Context is vital. In the spirit of rich, sustained focus on contextuality, this review and my next both focus on Christianity in the East African context, specifically Kenya, one book focused on the Kikuyu group (this) and one on the Akamba ethnic group (Okesson review, coming soon).
Sung Kyu Park’s Christian Spirituality in Africa: Biblical, Historical, and Cultural Perspectives from Kenya examines Christian spirituality in various contexts. Part 1 sets the stage with a study of various expressions of spirituality found in the Bible, then moves on to Western church history. Park covers an impressive amount of material, highlighting the prominent features of each stream of spirituality. This sets the background against which to understand and evaluate Christian spirituality in Kenya (Part 2), from early missionary forms of Christianity and subsequent revivals and charismatic movements. Finally, Part 3 deals with African culture and religion, using the Kikuyu group as one particular example of this. Park examines how these various influences interact in Christian spirituality today, detailing the strengths and weaknesses of existing spiritualities, before closing with brief recommendations regarding intentional formation of Christian spirituality in Kenya today.

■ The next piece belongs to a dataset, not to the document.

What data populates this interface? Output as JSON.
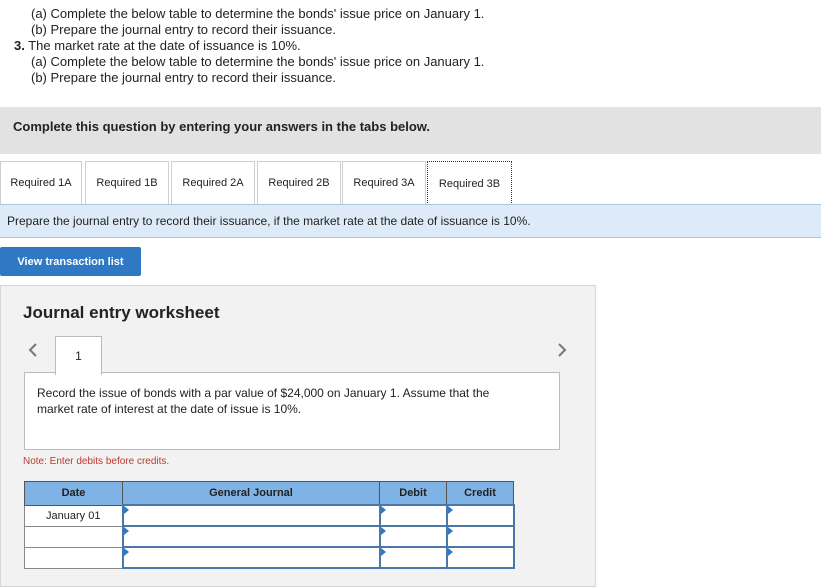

Park’s exploration of biblical and historical Christian spiritualities in Part 1 was fascinating in and of itself, and would be helpful as introductory reading for those new to Christian spirituality and historical theology. He clearly highlights the main features of various movements and figures, from OT wisdom spirituality to medieval mysticism to major reformers like Zwingli. This provides a broad framework for approaching more particular study of any of these periods, strands, or persons—but in a way that retains richness and diversity, not seeking uniformity and allowing healthy tensions to remain.
Part 2 then explores the development of Christianity in Africa, specifically Kenya. Even as someone who lived in Kenya for well over a decade, it would have been helpful if Park had included a map at this point, to allow the reader to situate the events he proceeds to describe. Park 3 deals with African culture and tradition, as well as other influences on Christian spirituality today.
What I find confusing in this book are the terms ‘Africa,’ ‘Kenya,’ and ‘Kikuyu.’ The focus of the book is Kenya, specifically the Kikuyu people group. Why, then, does the book’s title imply something other than what the contents reflect, which is a much narrower focus? Park mentions that he uses the Kikuyu as one example of Christianity in Africa, but does not explain why the Kikuyu can be seen as representative of African spirituality. Was there a concern that a book about Kikuyu or Kenyan spirituality would be seen as less accessible to a Western audience, and thus the choice of ‘Africa’ to make the work seem broader? Park does a fine job of exploring various elements shaping Christian spirituality among the Kikuyu, using historical sources as well as interviews with some of his students. He ably identifies strengths and weaknesses in present forms of spirituality, which may also provoke the Western reader to re-think some of their own assumptions. I wish the distracting issue of terminology could be resolved, but this in no way detracts from the fine work he has done. I also have some questions about the relevance of John Mbiti to this work, but that too is a minor point.
I am excited by Pickwick’s interest in and commitment to exploring Christianity in Africa, and also excited by Park’s book. It is a well-written, thoroughly contextualized theological work. I recommend this book as a fine example of a holistic, contextual theology which is particularly accessible to Western readers due to the framework Park provides early on. As an added incentive for the curious or those with limited budgets, a Kindle edition is also available through Amazon.
Thanks to Wipf & Stock for the review copy.